United States Copyright Office says that some works made by Artificial Intelligence may be copyrighted
New guidance to clarify whether artistic works created with the help of AI can be copyrighted has been prepared by the U.S. Copyright Office.
Based on a decision from last month in which copyright protection was denied to Zarya of the Dawn, a comic book created by Kristina Kashtanova with the help of image-generating AI system Midjourney (we commented this case on March, 8 2023), the Office establishes a distinction between AI contribution as being “the result of mechanical reproduction” or as reflecting the “mental conception” of the author.
According to the Office “the answer will depend on the circumstances, how the AI operates and how it was used to create the final work”, adding that copyright protection depends on the quantity of human creativity involved in the work. In this case, and knowing that the use of AI is increasing in all fields, this guidance seems to leave an open door to a new scenario where works created by AI could be registrable.
As stated by the U.S. Copyright Office, “based on our understanding of the generative AI technologies currently available, users do not exercise ultimate creative control over how much such systems interpret prompts and generate material”.
With this new guidance, an option to register some works made by AI is possible, as we said before, depending on the amount of human creativity involved. With AI we are in a new era and we have to adapt our systems. Let’s see how this topic develops in Europe.
Coinbase. Case T- 366/21
Coinbase, Inc. v. EUIPO and the other party to the proceedings before the Board of Appeal being bitFlyer Inc.
An interesting new case reached the General Court recently, in which Coinbase seeks the annulment of a decision of the Fourth Board of Appeal of the EUIPO.
On 03/02/2016, bitFlyer obtained an International Registration from WIPO, designating the EU, for the work mark “coinbase”. On 29/06/2018, Coinbase, owner of the earlier mark “coinbase”, filed a request for a declaration of invalidity against all the goods and services of the contested mark.
The grounds for invalidity relied on likelihood of confusion and bad faith. Bad faith consists in a “conduct which departs from accepted principles of ethical behaviour or honest commercial and business practices”. By making bad faith an absolute ground for invalidity, Article 59 (1) (b) EUTMR meets the general interest objective of preventing trade mark registrations that are abusive or contrary to honest commercial and business practices. The good faith of the EUTM applicant is presumed until proven otherwise. The EUIPO does not have the authority to assess bad faith ex officio. Therefore, it should be raised and proven by a third party.
In the application for declaration of invalidity, Coinbase argued that bitFlyer knew or should have known about the intensive prior use of the trade mark in the USA and also in Europe.
Regarding the likelihood of confusion, Coinbase alleged that such likelihood was indeed clear, as the contested mark was registered for identical or similar goods and services covered by their mark, giving the impression that those marks were identical.
With this scenario, the contested mark was declared invalid.

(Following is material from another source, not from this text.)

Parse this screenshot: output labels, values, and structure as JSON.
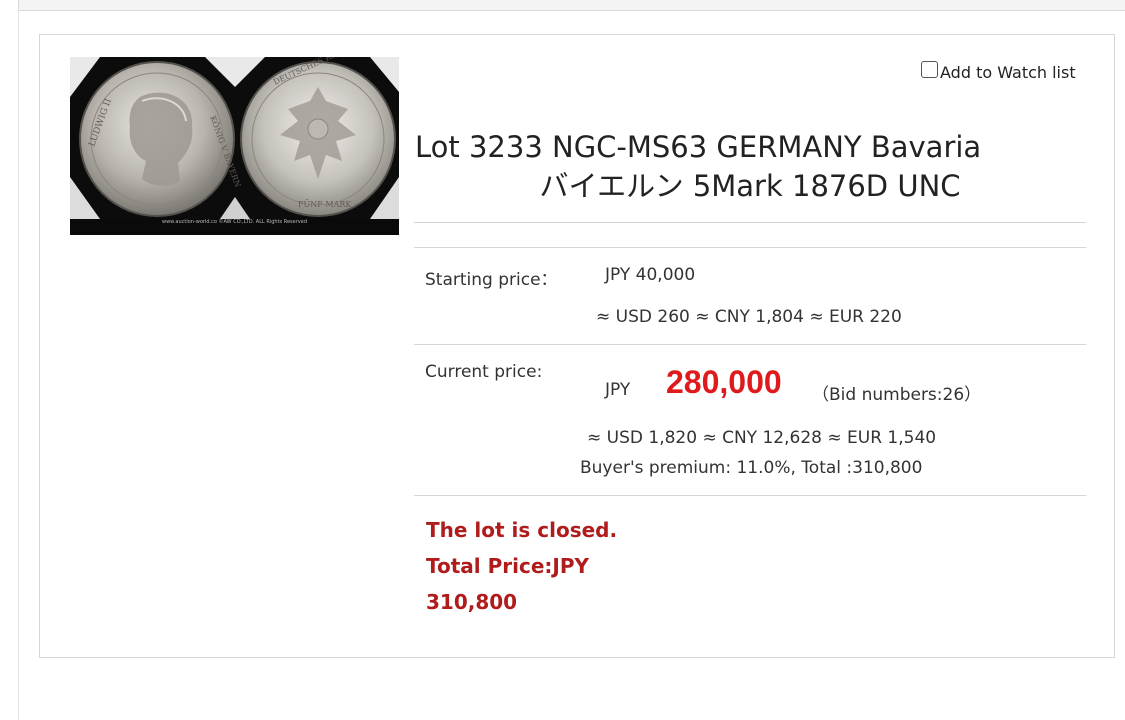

However, the Cancellation Division rejected the application for a declaration of invalidity with regard to the goods and services which were dissimilar to the goods and services designated by Coinbase. So, bitFlyer’s mark remained valid in the European Union in respect of the dissimilar goods and services.
On 26/08/2020, Coinbase filed a notice of appeal with the EUIPO, against the decision of the Cancellation Division. As Coinbase could not invoke a likelihood of confusion for the dissimilar goods and services that were remaining, they focused their appeal on bad faith, alleging again that bitFlyer had filed its mark in bad faith and thus asking for it to be entirely invalidated on this ground. The Board of Appeal dismissed the appeal arguing that the appeal was unfounded and that bitFlyer did not act in bad faith, focusing their assessment of bad faith only on the dissimilar goods and services (since the mark had already been invalidated with regard to the similar ones). Coinbase therefore took the case to the General Court.
According to the General Court, the decision of the Board of Appeal is not correct.
In particular, relating to the fraudulent intent of bitFlyer and whether they knew about Coinbase’s intensive prior use of the mark, the assessment of bad faith of the Board of Appeal focused on the dissimilar goods and servicies only whereas it should have focused on all.
For the General Court, the BoA did not take into account the most important argument in favour of Coinbase according to which “where a finding of bad faith is made in respect of some goods or services […] the trade mark should be cancelled for all the goods and services in question”. This means both, similar and dissimilar goods and services (i.e. not just the ones covered by Coinbase’s earlier mark but also the other goods and services for which bitFlyer sought registration).
Accordingly, the Court annulled the Board of Appeal’s decision – the BoA will therefore have to rule again on the case.
This case was an interesting one insofar as it shows us how bad faith should be assessed in the context of invalidity proceedings. Assessed only with regard to dissimilar goods and services (the ones not covered by Coinbase’s earlier mark), it may not be found. Assessed with regard to all goods and services, it may be easier to prove and may then make a difference in the next ruling.
- Publication date
- 29 March 2023
- European Innovation Council and SMEs Executive Agency